Ideas, not equipment, are what make a photographer successful, says an award-winning photojournalist whose work is on display at Kansas University.
"The people who will be successful in this business are people with ideas and people who can develop their craft," said David Burnett, a free-lance photographer whose work has appeared in Time, Life, U.S. News & World Report and other publications.
"Forget about art, that will come later."
Burnett's work is on display at the Helen Foresman Spencer Museum of Art as part of the exhibit, "Contact: Photojournalism Since Vietnam."
The exhibit, which features more than 120 images, will be on display through March 14. It chronicles more than 15 years of people, events, trends and issues that have shaped recent history.

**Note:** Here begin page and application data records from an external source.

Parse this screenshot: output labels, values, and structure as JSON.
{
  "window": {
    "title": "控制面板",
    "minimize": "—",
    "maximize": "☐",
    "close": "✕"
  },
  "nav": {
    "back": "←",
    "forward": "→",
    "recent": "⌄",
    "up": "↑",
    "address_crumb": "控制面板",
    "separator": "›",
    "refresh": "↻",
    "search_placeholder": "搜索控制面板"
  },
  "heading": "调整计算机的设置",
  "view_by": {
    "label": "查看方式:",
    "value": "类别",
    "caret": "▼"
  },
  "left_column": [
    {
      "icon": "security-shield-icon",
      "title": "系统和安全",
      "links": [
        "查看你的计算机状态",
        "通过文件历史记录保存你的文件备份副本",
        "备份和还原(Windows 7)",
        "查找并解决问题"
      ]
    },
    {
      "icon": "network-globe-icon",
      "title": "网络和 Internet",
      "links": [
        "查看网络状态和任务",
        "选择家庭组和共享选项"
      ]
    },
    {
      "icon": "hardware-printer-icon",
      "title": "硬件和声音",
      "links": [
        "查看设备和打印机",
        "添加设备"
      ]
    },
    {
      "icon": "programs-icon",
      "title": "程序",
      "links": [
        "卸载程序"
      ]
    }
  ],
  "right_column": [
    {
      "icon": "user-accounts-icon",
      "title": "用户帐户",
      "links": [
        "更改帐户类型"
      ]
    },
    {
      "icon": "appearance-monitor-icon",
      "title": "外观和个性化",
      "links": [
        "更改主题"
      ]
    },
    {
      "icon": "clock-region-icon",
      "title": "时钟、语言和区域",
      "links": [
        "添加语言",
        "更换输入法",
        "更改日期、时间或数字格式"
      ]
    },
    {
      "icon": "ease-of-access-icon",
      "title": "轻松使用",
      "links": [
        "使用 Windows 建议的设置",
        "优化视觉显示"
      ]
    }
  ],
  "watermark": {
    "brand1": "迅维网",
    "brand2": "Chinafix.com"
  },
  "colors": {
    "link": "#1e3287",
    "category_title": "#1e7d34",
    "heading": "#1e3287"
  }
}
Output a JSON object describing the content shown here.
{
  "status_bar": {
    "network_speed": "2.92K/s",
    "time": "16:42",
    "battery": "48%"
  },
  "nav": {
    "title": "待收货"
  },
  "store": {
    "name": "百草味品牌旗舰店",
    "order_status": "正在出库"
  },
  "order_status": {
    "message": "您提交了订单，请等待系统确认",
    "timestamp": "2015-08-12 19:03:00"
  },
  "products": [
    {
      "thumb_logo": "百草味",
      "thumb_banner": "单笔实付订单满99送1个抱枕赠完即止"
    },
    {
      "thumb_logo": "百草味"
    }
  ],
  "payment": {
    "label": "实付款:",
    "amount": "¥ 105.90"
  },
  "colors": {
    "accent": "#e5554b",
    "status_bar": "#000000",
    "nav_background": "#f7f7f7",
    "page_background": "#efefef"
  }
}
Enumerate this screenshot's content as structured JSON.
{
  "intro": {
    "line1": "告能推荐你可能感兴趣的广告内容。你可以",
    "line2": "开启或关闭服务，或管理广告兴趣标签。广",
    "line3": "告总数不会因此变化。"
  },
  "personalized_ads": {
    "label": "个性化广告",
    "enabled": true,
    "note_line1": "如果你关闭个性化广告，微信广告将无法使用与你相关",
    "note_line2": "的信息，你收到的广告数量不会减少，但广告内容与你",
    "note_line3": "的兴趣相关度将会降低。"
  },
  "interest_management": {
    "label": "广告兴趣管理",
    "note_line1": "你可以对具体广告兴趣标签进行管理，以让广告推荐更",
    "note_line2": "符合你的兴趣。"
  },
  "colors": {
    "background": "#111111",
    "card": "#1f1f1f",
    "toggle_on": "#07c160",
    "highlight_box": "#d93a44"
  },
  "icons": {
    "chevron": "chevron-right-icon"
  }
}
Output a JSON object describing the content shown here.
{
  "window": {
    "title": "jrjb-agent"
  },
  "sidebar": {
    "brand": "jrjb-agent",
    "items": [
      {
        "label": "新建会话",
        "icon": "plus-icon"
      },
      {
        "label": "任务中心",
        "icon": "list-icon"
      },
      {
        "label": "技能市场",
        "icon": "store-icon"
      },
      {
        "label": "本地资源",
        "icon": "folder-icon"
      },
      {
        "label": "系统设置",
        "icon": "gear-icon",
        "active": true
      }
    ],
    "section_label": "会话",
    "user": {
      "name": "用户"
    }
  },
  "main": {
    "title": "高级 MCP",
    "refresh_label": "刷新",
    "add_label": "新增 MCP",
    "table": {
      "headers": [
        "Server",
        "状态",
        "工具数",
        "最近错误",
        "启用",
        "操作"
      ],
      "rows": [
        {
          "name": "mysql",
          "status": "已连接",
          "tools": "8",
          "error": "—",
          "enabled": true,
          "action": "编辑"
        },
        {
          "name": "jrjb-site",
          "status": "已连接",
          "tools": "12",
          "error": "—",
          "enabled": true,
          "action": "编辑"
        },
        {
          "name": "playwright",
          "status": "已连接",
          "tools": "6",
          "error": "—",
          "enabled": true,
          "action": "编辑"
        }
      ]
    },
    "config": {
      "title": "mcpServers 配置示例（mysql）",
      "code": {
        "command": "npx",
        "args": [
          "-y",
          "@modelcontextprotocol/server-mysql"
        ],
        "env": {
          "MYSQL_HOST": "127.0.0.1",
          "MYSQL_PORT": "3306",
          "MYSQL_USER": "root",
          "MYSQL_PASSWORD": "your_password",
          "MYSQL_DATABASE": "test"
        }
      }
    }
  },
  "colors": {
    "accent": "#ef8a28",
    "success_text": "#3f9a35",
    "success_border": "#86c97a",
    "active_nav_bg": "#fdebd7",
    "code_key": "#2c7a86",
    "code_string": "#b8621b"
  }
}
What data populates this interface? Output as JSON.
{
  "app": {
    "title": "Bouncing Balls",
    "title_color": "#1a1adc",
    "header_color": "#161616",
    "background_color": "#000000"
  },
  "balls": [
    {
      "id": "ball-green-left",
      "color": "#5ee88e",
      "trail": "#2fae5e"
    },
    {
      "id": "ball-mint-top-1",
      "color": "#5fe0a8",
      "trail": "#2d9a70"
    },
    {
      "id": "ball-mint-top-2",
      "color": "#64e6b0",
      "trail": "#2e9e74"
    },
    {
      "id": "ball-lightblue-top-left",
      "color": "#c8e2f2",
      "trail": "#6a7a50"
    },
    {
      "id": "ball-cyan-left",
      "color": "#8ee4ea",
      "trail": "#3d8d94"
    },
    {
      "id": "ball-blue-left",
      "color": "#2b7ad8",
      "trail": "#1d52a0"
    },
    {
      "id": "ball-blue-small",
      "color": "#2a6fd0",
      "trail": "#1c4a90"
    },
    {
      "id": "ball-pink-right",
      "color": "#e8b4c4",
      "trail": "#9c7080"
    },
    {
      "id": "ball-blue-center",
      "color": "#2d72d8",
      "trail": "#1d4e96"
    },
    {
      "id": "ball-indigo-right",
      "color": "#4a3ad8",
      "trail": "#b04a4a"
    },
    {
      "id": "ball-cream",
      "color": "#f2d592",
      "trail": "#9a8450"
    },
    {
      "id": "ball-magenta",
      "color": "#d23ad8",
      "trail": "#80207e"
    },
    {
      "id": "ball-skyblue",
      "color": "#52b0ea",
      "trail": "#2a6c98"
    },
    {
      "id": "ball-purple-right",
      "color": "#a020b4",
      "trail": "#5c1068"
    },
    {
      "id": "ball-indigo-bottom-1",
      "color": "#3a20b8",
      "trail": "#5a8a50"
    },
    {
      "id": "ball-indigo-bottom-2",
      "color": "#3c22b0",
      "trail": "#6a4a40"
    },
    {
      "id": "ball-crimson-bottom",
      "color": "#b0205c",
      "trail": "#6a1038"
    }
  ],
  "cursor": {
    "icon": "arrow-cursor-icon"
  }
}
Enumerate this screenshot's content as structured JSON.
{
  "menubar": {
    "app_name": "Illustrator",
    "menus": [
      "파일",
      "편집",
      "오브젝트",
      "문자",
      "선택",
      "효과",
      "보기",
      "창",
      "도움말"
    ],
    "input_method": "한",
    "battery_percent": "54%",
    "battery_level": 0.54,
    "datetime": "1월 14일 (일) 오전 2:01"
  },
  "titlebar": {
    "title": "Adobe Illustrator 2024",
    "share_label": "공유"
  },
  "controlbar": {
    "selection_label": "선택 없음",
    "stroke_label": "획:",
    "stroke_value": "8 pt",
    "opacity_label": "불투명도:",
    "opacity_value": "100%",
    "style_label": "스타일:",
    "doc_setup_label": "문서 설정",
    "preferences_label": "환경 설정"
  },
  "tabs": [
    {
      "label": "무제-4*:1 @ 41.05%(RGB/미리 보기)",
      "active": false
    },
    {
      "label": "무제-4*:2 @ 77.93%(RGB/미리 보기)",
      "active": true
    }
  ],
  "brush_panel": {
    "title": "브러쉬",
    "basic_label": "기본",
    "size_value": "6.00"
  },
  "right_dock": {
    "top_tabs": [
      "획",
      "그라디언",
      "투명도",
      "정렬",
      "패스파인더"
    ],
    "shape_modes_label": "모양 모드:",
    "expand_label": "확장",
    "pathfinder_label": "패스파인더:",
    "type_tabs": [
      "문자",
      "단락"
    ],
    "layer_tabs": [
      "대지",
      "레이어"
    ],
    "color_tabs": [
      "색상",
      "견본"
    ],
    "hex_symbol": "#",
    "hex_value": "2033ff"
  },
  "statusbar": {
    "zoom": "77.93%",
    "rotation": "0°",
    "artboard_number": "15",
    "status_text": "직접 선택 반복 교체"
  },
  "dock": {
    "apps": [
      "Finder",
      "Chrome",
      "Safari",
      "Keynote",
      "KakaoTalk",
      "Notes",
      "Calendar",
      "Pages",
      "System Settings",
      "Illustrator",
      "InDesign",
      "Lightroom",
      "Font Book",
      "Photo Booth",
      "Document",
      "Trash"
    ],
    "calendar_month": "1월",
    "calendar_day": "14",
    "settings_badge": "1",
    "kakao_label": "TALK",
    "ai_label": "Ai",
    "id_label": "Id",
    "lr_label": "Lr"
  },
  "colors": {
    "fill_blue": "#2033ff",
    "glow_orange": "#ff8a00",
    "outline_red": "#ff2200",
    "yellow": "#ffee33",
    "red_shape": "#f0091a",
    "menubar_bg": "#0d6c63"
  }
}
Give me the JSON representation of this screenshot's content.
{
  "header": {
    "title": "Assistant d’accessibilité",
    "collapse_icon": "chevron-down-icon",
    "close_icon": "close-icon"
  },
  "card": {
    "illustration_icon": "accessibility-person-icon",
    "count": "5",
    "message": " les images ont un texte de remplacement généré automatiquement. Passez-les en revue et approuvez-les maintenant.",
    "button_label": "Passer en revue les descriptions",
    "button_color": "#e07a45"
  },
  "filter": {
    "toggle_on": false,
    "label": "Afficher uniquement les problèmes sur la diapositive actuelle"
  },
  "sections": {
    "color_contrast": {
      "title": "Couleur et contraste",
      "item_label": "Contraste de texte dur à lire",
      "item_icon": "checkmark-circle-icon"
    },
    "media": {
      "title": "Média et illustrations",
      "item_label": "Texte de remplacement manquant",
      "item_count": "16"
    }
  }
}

BURNETT, who has covered the White House, Olympics and conflicts in Vietnam and Chile, was to give a slide presentation of his photographs this morning at the museum.
He said during an interview Friday afternoon that technical aspects of photography have changed tremendously since 1963, when he began taking pictures professionally.
"All the new automatic stuff is really amazing," he said. "It would've been something although not unheard of that you would've craved for 20 years ago."
Burnett said advanced photo equipment has given most people the ability to "pick up a camera and get a reasonably well-exposed shot."
But he said, "There is a proliferation of people running around with automatic cameras thinking that's all it takes but it takes more than that."
BURNETT SAID capturing "100 percent of a story" still hasn't changed in photography.
"The only thing that matters is if you are going to tell a story, tell 100 percent of the story," he said.
He said television has contributed in few ways toward capturing good images.
"All it does is try and do things in the easiest, quickest possible way," he said, adding that in many news stories, "The picures aren't telling you anything. If you turn down the sound, you realize there's nothing there."
Burnett said it is important for photojournalists to have skepticism, especially when covering politics and news conferences.
"I think skepticism is the healthiest feeling a journalist can have," he said. "It's not because you're a bad guy and you can't trust people, but it's so you can ask `Is what you're really looking at only what they want you to see?'"
FROM 1970 to 1972 Burnett took photos in Vietnam for Life magazine. He won an award in 1973 for his coverage of the aftermath of the coup in Chile.
He also won awards for "Mary Decker's fall" in the 1984 Olympics, and for a sports feature on Art Monk of the Washington Redskins in 1991.
He currently lives in Washington, D.C.